Khumbu shuts trekker clinics
Two mountain medicine clinics that have saved hundreds of lives of trekkers and porters in the Khumbu region of Nepal have been forced to close down by the local municipality, allegedly in collusion with a helicopter company that profits from rescues.
The clinics at above 4,500m in Machermo village on the Gokyo trekking route are run by the International Porter Protection Group (IPPG) and Community Action Nepal (CAN) with support of the Mountain Medicine Society of Nepal (MMSN).
The shelter and rescue centres provided free care for porters and local people, which was paid for by charging trekkers who needed treatment for acute mountain sickness. But a new private clinic set up nearby in October 2019 started lifting trekkers by helicopter to a hospital in Kathmandu appears to have pressured the local government to end the agreement with IPPG.

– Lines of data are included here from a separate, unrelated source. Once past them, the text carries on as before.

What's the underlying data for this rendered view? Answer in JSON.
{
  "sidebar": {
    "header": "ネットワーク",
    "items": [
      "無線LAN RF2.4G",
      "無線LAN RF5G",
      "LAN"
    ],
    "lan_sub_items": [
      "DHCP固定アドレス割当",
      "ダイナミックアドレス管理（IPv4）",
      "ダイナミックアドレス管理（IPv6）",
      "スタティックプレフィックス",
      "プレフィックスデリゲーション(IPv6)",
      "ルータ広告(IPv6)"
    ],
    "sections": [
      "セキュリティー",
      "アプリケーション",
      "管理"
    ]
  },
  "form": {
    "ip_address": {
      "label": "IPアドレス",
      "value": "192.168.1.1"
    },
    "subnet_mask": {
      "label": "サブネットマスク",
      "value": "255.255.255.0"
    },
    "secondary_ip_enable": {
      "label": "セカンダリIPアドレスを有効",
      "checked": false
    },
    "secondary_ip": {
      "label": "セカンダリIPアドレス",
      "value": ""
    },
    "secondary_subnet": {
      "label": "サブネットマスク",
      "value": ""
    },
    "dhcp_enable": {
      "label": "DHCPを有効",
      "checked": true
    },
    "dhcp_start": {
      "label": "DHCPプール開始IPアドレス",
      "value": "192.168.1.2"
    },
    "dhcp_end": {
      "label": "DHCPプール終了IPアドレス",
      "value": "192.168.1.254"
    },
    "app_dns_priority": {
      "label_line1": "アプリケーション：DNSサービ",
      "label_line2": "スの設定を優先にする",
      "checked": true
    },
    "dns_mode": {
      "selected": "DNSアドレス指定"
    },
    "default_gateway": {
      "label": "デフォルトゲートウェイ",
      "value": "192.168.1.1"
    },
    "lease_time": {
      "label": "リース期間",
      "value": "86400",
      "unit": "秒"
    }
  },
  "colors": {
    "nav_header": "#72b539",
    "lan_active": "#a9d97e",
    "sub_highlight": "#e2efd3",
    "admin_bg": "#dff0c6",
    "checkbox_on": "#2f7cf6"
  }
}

‘The business model for the new clinic would appear to be to evacuate as many trekkers as possible to Kathmandu where it is alleged they are often subjected to excessive or fictitious investigations and treatment,’ wrote Nick Mason, Chair of IPPG, a UK-based charity.
Volunteer physicians in Gokyo estimate that the new private clinic medevaced up to 50% of patients to a hospital in Kathmandu partly owned by the helicopter company. IPPG used helicopter evacuation of only 5% of the most serious cases.
Last year, the Nepal government promised to investigate after a major scandal was reported in the media about an insurance scam involving unnecessary evacuation by helicopter of trekkers suffering from altitude sickness. Trekking insurance fraud has been reported in Nepal since 2013.
The incidence of fraudulent rescues claiming insurance rose since 2015, as reported by this newspaper and others. Trekking companies were also said to have collaborated with helicopter companies and hospitals to entice tourists to opt for medical evacuation at an inflated fee, and share the profits.
Nepal’s Tourism Ministry said last year it investigated the scams, issued a report and drafted new rules governing search, rescue, and treatment of trekkers to check fraud. But the rules were never implemented.
IPPG said its its doctors faced ‘hostility and abuse’ from local lodge owners with close ties to the new private clinic. Then the Khumbu Pasang Lhamu Rural Municipality refused the IPPG permission to operate in Gokyo Valley starting spring 2020. This means the clinic would have to shut down.
In past 17 years the IPPG posts in Gokyo have treated thousands of patients have been treated and saved hundreds of lives of porters and trekkers.
‘We have always viewed ourselves as guests of the Sherpas of the Gokyo Valley, having been originally invited into the valley by the local community and the Sagamartha National Park, and it has been a privilege to serve them,’ Nick Mason wrote. ‘We looked forward to the day when we would be able to hand over the rescue posts and porter shelters fully to the Nepalis.’
Most porters accompanying trekkers are from lower valleys, and suffer from altitude sickness because of poor acclimatisation. Sherpas and other high altitude guides do not suffer from acute mountain sickness as much.
Trouble reportedly started in the 2019 autumn trekking season, when the new private clinic opened and the IPPG health posts started to feel the pressure from locals. Suspicion has fallen on a private hospital in Kathmandu with its own helicopter company that has started opening a string of clinics in the Khumbu, showing that the over-commercialisation of Nepal’s medical sector is now affecting the Everest region as well.
Edi Albert a volunteer physician in Gokyo wrote: ‘You can imagine the size of the bills presented to the insurance companies.”